#### [Exercise goal]
Write out all the data again, exactly as it stands.

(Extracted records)
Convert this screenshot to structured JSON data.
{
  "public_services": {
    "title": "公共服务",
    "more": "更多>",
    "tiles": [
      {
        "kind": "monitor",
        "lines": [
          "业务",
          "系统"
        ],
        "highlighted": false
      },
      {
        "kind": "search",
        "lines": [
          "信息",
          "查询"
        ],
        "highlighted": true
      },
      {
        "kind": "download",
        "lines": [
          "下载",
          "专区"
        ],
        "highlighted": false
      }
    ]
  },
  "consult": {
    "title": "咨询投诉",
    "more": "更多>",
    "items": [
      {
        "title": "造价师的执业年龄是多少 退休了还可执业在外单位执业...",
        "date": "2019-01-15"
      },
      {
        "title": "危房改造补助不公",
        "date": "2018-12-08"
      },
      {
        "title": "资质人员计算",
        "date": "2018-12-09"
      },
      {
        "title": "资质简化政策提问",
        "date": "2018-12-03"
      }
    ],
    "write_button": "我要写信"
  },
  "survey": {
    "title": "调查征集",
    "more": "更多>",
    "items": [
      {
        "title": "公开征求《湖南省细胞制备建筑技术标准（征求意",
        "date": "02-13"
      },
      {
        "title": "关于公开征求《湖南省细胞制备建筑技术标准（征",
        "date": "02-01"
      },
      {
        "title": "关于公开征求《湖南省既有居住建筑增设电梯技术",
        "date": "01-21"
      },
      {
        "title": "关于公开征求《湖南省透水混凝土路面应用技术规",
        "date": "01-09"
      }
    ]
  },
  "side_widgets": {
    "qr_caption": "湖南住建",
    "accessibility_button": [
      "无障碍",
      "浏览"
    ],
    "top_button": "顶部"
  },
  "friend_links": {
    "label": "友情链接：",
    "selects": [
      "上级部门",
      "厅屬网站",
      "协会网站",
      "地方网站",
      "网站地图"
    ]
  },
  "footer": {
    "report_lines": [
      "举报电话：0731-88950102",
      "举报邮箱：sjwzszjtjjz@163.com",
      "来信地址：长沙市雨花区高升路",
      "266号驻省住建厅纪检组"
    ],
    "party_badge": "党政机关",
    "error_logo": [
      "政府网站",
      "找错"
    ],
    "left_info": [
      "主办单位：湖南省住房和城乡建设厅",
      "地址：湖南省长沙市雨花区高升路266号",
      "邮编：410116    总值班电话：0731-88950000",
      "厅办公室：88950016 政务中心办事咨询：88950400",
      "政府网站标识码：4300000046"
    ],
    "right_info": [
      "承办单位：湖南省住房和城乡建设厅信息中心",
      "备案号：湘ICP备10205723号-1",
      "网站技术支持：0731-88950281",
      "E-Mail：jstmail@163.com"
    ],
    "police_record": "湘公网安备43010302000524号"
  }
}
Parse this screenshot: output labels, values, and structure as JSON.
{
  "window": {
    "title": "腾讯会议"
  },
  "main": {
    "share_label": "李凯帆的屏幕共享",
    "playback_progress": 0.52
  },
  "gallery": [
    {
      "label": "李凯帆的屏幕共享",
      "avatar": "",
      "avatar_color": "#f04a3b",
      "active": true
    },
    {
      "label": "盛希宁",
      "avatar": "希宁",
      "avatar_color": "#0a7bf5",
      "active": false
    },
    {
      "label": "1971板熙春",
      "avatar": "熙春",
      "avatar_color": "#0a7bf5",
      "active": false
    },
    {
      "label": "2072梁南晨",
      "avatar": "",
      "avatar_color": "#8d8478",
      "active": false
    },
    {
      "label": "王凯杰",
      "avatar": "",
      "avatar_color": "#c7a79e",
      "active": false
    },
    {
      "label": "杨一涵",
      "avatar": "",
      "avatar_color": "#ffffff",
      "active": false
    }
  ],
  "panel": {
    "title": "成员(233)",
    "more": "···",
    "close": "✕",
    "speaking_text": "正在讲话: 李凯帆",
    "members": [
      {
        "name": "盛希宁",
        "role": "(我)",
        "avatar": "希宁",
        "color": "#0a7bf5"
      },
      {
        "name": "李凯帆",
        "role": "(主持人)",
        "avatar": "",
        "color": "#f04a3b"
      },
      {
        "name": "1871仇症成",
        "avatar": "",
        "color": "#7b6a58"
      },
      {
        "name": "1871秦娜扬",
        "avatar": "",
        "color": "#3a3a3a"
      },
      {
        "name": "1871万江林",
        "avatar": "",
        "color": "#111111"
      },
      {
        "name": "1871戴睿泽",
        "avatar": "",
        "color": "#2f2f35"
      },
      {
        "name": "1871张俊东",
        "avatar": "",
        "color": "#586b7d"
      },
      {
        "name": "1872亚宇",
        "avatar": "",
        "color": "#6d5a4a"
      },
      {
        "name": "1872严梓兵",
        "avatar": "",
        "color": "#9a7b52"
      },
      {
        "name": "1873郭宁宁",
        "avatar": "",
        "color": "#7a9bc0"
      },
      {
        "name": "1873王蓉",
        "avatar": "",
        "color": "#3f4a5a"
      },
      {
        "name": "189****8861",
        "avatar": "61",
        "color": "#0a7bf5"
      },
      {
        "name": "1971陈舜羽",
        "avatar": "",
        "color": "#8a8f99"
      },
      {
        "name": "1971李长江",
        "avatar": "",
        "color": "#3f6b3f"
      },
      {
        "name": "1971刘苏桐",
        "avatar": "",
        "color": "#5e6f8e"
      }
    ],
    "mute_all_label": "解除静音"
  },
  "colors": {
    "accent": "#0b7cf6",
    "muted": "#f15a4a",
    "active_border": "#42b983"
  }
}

#### [Task output]
Convert this screenshot to structured JSON data.
{
  "public_services": {
    "title": "公共服务",
    "more": "更多>",
    "tiles": [
      {
        "kind": "monitor",
        "lines": [
          "业务",
          "系统"
        ],
        "highlighted": false
      },
      {
        "kind": "search",
        "lines": [
          "信息",
          "查询"
        ],
        "highlighted": true
      },
      {
        "kind": "download",
        "lines": [
          "下载",
          "专区"
        ],
        "highlighted": false
      }
    ]
  },
  "consult": {
    "title": "咨询投诉",
    "more": "更多>",
    "items": [
      {
        "title": "造价师的执业年龄是多少 退休了还可执业在外单位执业...",
        "date": "2019-01-15"
      },
      {
        "title": "危房改造补助不公",
        "date": "2018-12-08"
      },
      {
        "title": "资质人员计算",
        "date": "2018-12-09"
      },
      {
        "title": "资质简化政策提问",
        "date": "2018-12-03"
      }
    ],
    "write_button": "我要写信"
  },
  "survey": {
    "title": "调查征集",
    "more": "更多>",
    "items": [
      {
        "title": "公开征求《湖南省细胞制备建筑技术标准（征求意",
        "date": "02-13"
      },
      {
        "title": "关于公开征求《湖南省细胞制备建筑技术标准（征",
        "date": "02-01"
      },
      {
        "title": "关于公开征求《湖南省既有居住建筑增设电梯技术",
        "date": "01-21"
      },
      {
        "title": "关于公开征求《湖南省透水混凝土路面应用技术规",
        "date": "01-09"
      }
    ]
  },
  "side_widgets": {
    "qr_caption": "湖南住建",
    "accessibility_button": [
      "无障碍",
      "浏览"
    ],
    "top_button": "顶部"
  },
  "friend_links": {
    "label": "友情链接：",
    "selects": [
      "上级部门",
      "厅屬网站",
      "协会网站",
      "地方网站",
      "网站地图"
    ]
  },
  "footer": {
    "report_lines": [
      "举报电话：0731-88950102",
      "举报邮箱：sjwzszjtjjz@163.com",
      "来信地址：长沙市雨花区高升路",
      "266号驻省住建厅纪检组"
    ],
    "party_badge": "党政机关",
    "error_logo": [
      "政府网站",
      "找错"
    ],
    "left_info": [
      "主办单位：湖南省住房和城乡建设厅",
      "地址：湖南省长沙市雨花区高升路266号",
      "邮编：410116    总值班电话：0731-88950000",
      "厅办公室：88950016 政务中心办事咨询：88950400",
      "政府网站标识码：4300000046"
    ],
    "right_info": [
      "承办单位：湖南省住房和城乡建设厅信息中心",
      "备案号：湘ICP备10205723号-1",
      "网站技术支持：0731-88950281",
      "E-Mail：jstmail@163.com"
    ],
    "police_record": "湘公网安备43010302000524号"
  }
}
Parse this screenshot: output labels, values, and structure as JSON.
{
  "window": {
    "title": "腾讯会议"
  },
  "main": {
    "share_label": "李凯帆的屏幕共享",
    "playback_progress": 0.52
  },
  "gallery": [
    {
      "label": "李凯帆的屏幕共享",
      "avatar": "",
      "avatar_color": "#f04a3b",
      "active": true
    },
    {
      "label": "盛希宁",
      "avatar": "希宁",
      "avatar_color": "#0a7bf5",
      "active": false
    },
    {
      "label": "1971板熙春",
      "avatar": "熙春",
      "avatar_color": "#0a7bf5",
      "active": false
    },
    {
      "label": "2072梁南晨",
      "avatar": "",
      "avatar_color": "#8d8478",
      "active": false
    },
    {
      "label": "王凯杰",
      "avatar": "",
      "avatar_color": "#c7a79e",
      "active": false
    },
    {
      "label": "杨一涵",
      "avatar": "",
      "avatar_color": "#ffffff",
      "active": false
    }
  ],
  "panel": {
    "title": "成员(233)",
    "more": "···",
    "close": "✕",
    "speaking_text": "正在讲话: 李凯帆",
    "members": [
      {
        "name": "盛希宁",
        "role": "(我)",
        "avatar": "希宁",
        "color": "#0a7bf5"
      },
      {
        "name": "李凯帆",
        "role": "(主持人)",
        "avatar": "",
        "color": "#f04a3b"
      },
      {
        "name": "1871仇症成",
        "avatar": "",
        "color": "#7b6a58"
      },
      {
        "name": "1871秦娜扬",
        "avatar": "",
        "color": "#3a3a3a"
      },
      {
        "name": "1871万江林",
        "avatar": "",
        "color": "#111111"
      },
      {
        "name": "1871戴睿泽",
        "avatar": "",
        "color": "#2f2f35"
      },
      {
        "name": "1871张俊东",
        "avatar": "",
        "color": "#586b7d"
      },
      {
        "name": "1872亚宇",
        "avatar": "",
        "color": "#6d5a4a"
      },
      {
        "name": "1872严梓兵",
        "avatar": "",
        "color": "#9a7b52"
      },
      {
        "name": "1873郭宁宁",
        "avatar": "",
        "color": "#7a9bc0"
      },
      {
        "name": "1873王蓉",
        "avatar": "",
        "color": "#3f4a5a"
      },
      {
        "name": "189****8861",
        "avatar": "61",
        "color": "#0a7bf5"
      },
      {
        "name": "1971陈舜羽",
        "avatar": "",
        "color": "#8a8f99"
      },
      {
        "name": "1971李长江",
        "avatar": "",
        "color": "#3f6b3f"
      },
      {
        "name": "1971刘苏桐",
        "avatar": "",
        "color": "#5e6f8e"
      }
    ],
    "mute_all_label": "解除静音"
  },
  "colors": {
    "accent": "#0b7cf6",
    "muted": "#f15a4a",
    "active_border": "#42b983"
  }
}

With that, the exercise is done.